* [Exercise prompt]: Which lines of the entries contain the word "entity"? Please list them.

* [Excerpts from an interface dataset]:
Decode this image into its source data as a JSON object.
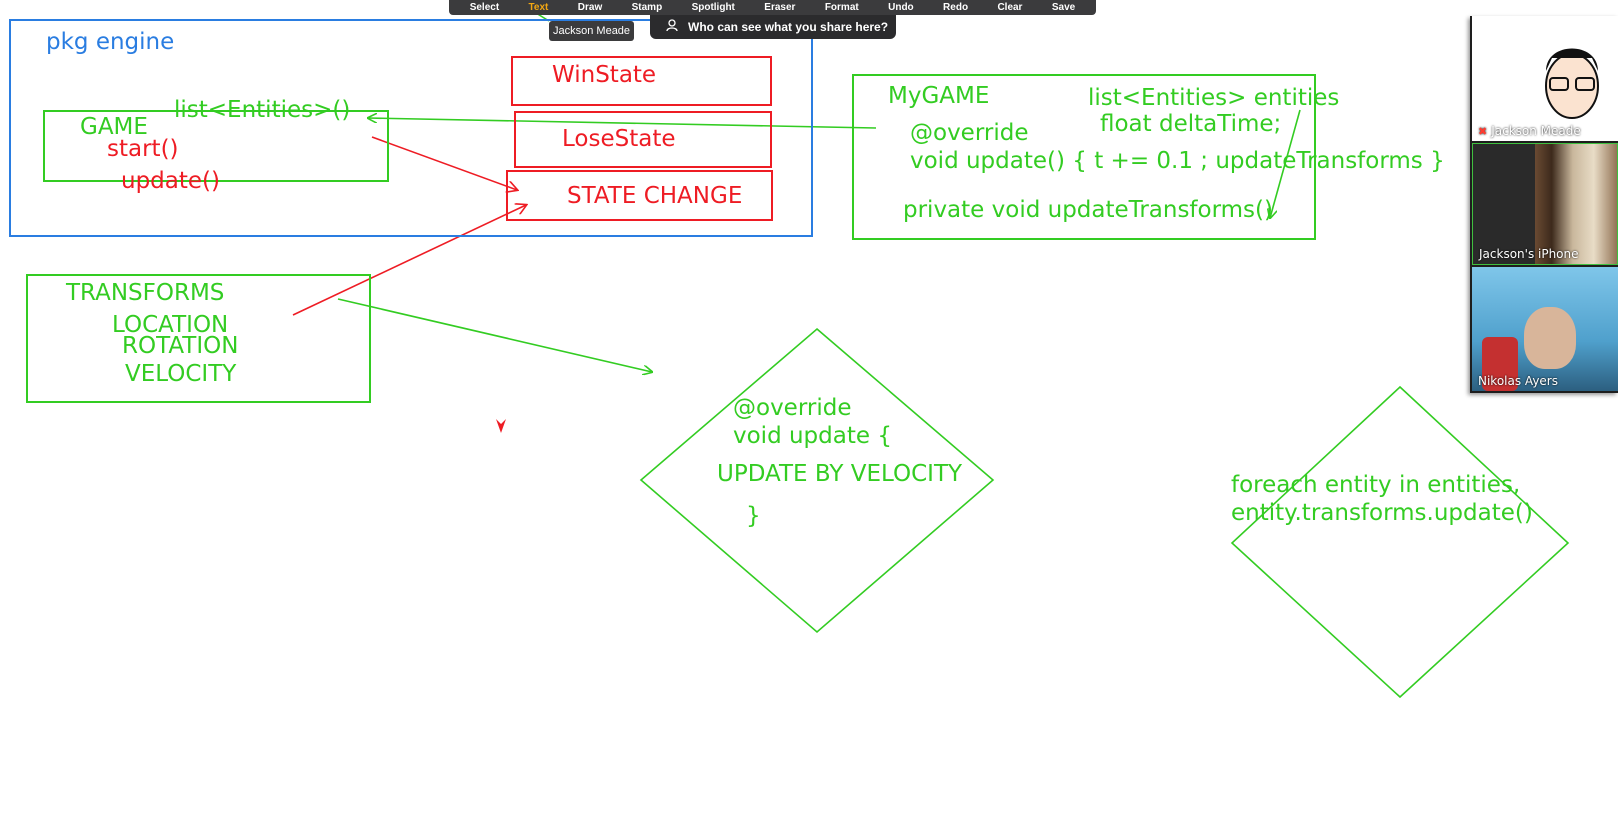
{
  "toolbar": {
    "items": [
      "Select",
      "Text",
      "Draw",
      "Stamp",
      "Spotlight",
      "Eraser",
      "Format",
      "Undo",
      "Redo",
      "Clear",
      "Save"
    ],
    "active": "Text",
    "tooltip": "Jackson Meade"
  },
  "share_notice": "Who can see what you share here?",
  "whiteboard": {
    "pkg_label": "pkg engine",
    "game": {
      "title": "GAME",
      "list": "list<Entities>()",
      "start": "start()",
      "update": "update()"
    },
    "states": {
      "win": "WinState",
      "lose": "LoseState",
      "change": "STATE CHANGE"
    },
    "transforms": {
      "title": "TRANSFORMS",
      "location": "LOCATION",
      "rotation": "ROTATION",
      "velocity": "VELOCITY"
    },
    "mygame": {
      "title": "MyGAME",
      "list": "list<Entities> entities",
      "float": "float deltaTime;",
      "override": "@override",
      "update": "void update() {  t += 0.1 ; updateTransforms  }",
      "private": "private void updateTransforms()"
    },
    "diamond1": {
      "override": "@override",
      "update": "void update {",
      "body": "UPDATE BY VELOCITY",
      "close": "}"
    },
    "diamond2": {
      "line1": "foreach entity in entities,",
      "line2": "entity.transforms.update()"
    }
  },
  "participants": [
    {
      "name": "Jackson Meade",
      "muted": true
    },
    {
      "name": "Jackson's iPhone"
    },
    {
      "name": "Nikolas Ayers"
    }
  ],
  "colors": {
    "green": "#33cc22",
    "red": "#ee1c24",
    "blue": "#2a7de1"
  }
}
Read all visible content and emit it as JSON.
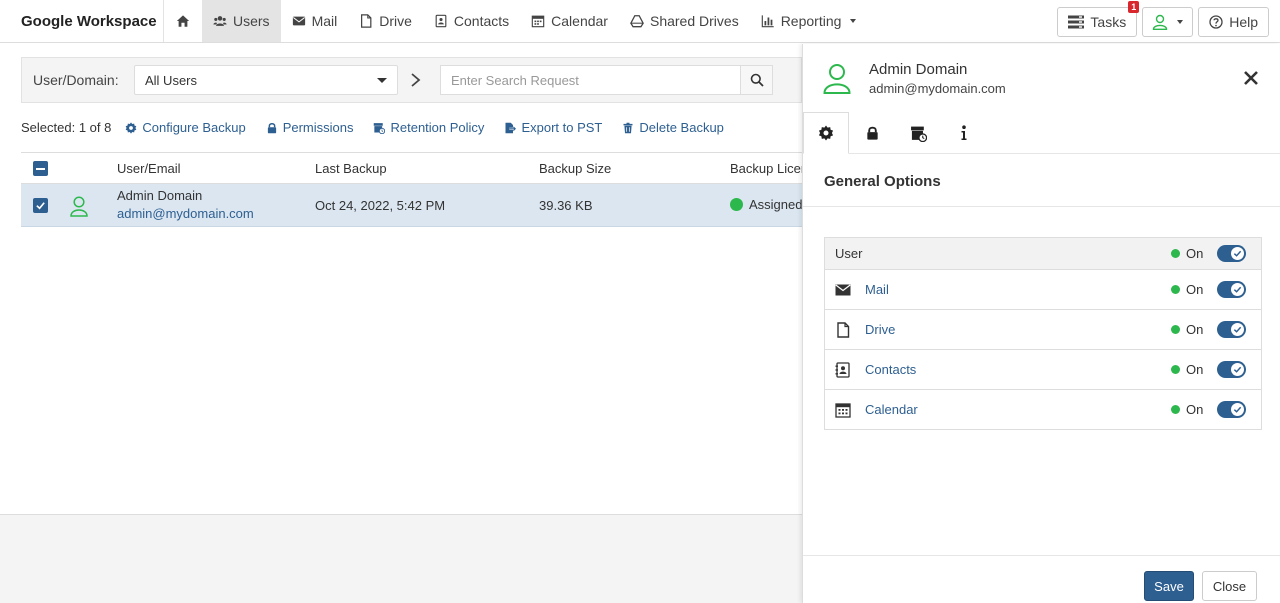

* [Result of the task]:
      "line1": "foreach entity in entities,",
      "line2": "entity.transforms.update()"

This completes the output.